**What this task involves**
In the records below, take the line containing "Serialize everything readable" and reproduce it and every subsequent line exactly, adding nothing.

**Records supplied**
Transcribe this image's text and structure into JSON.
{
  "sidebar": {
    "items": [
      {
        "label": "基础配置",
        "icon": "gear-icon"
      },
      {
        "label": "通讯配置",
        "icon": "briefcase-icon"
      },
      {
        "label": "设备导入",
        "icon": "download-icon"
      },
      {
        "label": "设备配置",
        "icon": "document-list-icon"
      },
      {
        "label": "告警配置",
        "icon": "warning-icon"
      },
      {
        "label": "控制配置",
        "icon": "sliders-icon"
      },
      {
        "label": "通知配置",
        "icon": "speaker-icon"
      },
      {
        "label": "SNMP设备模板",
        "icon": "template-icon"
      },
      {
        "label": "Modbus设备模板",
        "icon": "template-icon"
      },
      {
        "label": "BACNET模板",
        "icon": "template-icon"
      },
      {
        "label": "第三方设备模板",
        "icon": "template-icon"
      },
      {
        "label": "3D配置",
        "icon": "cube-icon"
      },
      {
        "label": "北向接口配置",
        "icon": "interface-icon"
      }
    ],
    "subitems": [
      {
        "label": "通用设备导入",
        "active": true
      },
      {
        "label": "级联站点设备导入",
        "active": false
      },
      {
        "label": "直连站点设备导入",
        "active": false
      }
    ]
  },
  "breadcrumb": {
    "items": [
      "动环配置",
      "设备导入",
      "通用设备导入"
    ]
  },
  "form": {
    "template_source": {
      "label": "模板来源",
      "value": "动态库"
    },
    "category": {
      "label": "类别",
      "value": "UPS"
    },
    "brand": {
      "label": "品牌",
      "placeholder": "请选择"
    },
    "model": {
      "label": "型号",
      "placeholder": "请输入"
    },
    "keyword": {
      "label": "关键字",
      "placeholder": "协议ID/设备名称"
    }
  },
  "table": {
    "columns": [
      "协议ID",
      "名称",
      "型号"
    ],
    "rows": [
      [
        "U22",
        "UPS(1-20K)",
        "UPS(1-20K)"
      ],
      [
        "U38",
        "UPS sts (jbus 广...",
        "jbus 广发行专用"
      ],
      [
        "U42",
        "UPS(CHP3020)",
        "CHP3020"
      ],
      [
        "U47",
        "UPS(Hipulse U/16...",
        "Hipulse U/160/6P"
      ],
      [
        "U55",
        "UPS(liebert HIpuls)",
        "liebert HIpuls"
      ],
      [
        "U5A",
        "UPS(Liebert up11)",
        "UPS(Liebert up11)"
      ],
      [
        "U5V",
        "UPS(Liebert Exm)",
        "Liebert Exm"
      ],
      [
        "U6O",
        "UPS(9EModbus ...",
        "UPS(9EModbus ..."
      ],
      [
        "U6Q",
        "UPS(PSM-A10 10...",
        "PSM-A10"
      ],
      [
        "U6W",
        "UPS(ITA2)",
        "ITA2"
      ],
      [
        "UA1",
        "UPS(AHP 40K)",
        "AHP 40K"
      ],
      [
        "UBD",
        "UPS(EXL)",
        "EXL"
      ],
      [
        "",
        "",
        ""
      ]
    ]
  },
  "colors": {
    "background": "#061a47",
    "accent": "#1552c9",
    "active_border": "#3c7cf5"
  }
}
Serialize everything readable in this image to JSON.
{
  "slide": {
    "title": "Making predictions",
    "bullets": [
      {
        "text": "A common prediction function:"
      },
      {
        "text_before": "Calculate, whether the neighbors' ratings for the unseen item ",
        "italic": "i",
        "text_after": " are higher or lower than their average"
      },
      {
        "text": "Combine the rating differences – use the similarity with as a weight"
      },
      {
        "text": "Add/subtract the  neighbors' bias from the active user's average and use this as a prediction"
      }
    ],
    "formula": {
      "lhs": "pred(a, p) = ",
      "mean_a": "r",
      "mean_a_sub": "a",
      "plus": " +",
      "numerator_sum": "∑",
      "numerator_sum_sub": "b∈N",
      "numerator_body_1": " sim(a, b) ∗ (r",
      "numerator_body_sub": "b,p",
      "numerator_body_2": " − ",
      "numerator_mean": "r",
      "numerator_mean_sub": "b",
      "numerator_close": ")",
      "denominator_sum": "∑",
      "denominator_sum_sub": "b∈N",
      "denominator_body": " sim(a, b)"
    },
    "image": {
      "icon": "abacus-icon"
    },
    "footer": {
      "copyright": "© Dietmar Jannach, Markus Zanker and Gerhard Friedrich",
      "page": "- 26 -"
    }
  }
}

**Problem solution**
Serialize everything readable in this image to JSON.
{
  "slide": {
    "title": "Making predictions",
    "bullets": [
      {
        "text": "A common prediction function:"
      },
      {
        "text_before": "Calculate, whether the neighbors' ratings for the unseen item ",
        "italic": "i",
        "text_after": " are higher or lower than their average"
      },
      {
        "text": "Combine the rating differences – use the similarity with as a weight"
      },
      {
        "text": "Add/subtract the  neighbors' bias from the active user's average and use this as a prediction"
      }
    ],
    "formula": {
      "lhs": "pred(a, p) = ",
      "mean_a": "r",
      "mean_a_sub": "a",
      "plus": " +",
      "numerator_sum": "∑",
      "numerator_sum_sub": "b∈N",
      "numerator_body_1": " sim(a, b) ∗ (r",
      "numerator_body_sub": "b,p",
      "numerator_body_2": " − ",
      "numerator_mean": "r",
      "numerator_mean_sub": "b",
      "numerator_close": ")",
      "denominator_sum": "∑",
      "denominator_sum_sub": "b∈N",
      "denominator_body": " sim(a, b)"
    },
    "image": {
      "icon": "abacus-icon"
    },
    "footer": {
      "copyright": "© Dietmar Jannach, Markus Zanker and Gerhard Friedrich",
      "page": "- 26 -"
    }
  }
}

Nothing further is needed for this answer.